▶ [Your objective]: Please copy every line of the data in which the string "подключенных" appears.
··· Given information ···
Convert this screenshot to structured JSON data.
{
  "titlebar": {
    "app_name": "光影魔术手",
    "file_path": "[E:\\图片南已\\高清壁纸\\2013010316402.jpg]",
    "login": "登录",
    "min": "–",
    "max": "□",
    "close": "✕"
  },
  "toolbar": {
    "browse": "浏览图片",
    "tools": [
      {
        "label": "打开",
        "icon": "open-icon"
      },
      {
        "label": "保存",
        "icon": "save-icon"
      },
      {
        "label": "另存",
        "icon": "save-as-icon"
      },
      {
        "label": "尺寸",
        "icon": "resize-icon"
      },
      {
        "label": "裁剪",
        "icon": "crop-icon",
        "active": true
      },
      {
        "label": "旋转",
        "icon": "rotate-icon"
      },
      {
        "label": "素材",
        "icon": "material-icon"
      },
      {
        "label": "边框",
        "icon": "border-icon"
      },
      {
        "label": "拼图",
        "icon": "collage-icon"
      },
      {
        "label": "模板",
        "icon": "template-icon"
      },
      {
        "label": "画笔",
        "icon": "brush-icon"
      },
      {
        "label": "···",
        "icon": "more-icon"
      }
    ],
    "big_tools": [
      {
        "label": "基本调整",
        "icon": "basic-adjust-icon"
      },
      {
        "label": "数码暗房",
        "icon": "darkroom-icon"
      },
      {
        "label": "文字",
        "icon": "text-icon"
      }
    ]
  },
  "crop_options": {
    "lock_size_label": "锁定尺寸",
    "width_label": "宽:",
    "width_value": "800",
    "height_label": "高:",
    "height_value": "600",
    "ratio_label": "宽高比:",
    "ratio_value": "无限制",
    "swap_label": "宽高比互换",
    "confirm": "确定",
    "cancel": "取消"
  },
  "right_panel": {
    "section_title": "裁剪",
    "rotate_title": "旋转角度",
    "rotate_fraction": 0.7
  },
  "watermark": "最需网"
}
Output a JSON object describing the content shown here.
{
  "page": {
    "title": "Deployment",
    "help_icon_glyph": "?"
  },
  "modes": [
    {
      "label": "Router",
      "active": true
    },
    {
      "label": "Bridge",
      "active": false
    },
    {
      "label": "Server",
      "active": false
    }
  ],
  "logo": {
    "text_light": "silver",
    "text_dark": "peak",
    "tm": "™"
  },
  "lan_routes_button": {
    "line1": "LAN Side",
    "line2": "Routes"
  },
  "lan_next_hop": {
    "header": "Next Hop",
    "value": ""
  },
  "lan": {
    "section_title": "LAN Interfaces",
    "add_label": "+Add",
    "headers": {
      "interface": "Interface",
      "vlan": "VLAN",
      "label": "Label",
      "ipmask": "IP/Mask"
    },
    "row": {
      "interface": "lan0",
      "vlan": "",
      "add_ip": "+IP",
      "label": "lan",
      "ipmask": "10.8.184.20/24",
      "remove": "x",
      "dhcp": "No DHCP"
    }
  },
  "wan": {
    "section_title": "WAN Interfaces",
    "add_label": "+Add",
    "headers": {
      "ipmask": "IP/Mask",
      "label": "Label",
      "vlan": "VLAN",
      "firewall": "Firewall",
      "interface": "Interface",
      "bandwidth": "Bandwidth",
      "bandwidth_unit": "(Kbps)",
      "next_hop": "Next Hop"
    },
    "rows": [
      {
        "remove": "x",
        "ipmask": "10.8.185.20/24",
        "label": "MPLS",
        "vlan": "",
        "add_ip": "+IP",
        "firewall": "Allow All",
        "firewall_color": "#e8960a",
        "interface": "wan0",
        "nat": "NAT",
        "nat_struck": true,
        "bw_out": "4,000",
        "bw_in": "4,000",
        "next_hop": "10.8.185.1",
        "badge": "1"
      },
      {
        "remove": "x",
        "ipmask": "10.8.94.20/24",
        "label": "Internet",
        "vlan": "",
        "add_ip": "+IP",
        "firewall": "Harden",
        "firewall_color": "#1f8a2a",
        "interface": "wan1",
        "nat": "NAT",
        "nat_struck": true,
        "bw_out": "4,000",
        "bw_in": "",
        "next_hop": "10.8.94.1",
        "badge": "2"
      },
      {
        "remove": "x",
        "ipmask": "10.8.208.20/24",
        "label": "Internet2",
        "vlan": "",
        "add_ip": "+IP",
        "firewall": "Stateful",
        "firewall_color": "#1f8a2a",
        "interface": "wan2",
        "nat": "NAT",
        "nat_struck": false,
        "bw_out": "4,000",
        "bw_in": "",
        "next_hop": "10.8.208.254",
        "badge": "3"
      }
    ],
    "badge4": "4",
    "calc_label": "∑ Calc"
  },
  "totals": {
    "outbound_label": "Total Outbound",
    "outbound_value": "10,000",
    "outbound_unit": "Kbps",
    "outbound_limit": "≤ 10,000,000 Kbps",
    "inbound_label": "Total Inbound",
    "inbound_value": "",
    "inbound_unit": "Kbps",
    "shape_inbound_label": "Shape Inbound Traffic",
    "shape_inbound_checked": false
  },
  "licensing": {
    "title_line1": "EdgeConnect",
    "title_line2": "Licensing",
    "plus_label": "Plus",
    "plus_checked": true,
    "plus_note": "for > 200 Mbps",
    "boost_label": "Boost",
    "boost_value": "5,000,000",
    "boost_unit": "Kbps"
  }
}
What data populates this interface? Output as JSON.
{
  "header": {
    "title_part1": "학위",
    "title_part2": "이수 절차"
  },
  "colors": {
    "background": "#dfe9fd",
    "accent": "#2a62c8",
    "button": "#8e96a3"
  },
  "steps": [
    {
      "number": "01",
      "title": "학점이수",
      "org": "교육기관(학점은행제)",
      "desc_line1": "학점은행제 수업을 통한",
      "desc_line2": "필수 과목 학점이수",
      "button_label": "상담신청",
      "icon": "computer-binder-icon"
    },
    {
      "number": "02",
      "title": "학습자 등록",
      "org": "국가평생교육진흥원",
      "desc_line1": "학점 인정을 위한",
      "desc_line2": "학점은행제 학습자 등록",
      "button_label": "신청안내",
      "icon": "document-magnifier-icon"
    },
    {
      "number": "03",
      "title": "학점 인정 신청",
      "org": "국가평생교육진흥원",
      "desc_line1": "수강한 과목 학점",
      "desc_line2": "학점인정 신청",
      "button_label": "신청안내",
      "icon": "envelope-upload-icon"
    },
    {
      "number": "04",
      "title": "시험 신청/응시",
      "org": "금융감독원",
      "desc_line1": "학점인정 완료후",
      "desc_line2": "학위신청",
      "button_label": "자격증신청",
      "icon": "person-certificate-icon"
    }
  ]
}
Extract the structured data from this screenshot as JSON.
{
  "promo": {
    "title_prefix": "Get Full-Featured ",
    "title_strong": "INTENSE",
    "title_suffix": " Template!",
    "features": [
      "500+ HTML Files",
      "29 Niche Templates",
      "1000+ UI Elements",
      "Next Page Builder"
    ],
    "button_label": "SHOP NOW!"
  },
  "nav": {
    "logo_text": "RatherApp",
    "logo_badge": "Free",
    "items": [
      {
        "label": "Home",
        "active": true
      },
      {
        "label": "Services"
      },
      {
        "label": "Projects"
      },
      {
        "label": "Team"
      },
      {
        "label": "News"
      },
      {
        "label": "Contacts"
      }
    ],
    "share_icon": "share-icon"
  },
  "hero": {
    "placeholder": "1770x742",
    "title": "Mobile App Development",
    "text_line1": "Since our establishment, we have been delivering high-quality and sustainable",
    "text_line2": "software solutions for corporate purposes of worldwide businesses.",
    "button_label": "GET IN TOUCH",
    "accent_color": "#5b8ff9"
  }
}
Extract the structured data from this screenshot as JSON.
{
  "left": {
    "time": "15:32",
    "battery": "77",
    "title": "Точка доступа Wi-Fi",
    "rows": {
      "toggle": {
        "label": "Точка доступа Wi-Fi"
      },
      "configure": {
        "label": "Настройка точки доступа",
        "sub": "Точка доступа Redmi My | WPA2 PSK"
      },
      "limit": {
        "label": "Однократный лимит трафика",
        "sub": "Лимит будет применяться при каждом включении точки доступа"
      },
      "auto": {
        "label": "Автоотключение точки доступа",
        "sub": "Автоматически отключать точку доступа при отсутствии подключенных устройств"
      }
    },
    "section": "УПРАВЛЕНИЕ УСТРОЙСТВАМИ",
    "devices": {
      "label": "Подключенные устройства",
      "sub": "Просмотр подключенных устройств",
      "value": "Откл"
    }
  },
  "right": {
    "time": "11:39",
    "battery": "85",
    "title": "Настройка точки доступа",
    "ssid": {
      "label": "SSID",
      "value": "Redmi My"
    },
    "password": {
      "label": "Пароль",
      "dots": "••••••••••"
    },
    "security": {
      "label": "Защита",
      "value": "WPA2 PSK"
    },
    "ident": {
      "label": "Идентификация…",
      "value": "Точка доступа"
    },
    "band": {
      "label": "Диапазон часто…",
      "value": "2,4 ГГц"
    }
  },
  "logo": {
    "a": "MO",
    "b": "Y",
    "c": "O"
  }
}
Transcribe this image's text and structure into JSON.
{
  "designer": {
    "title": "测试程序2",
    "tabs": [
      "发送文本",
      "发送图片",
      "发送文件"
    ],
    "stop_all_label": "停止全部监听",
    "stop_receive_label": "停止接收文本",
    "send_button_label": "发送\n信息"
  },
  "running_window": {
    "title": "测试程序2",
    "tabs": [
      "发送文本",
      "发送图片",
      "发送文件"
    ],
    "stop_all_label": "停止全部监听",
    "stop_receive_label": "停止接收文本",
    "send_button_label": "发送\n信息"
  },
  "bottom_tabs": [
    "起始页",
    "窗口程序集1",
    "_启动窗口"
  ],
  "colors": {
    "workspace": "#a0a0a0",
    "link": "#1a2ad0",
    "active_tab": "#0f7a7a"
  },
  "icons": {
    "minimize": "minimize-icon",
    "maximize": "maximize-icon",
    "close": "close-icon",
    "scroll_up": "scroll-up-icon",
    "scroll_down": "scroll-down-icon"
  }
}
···
▶ [Answer for the task]:
        "sub": "Автоматически отключать точку доступа при отсутствии подключенных устройств"
      "sub": "Просмотр подключенных устройств",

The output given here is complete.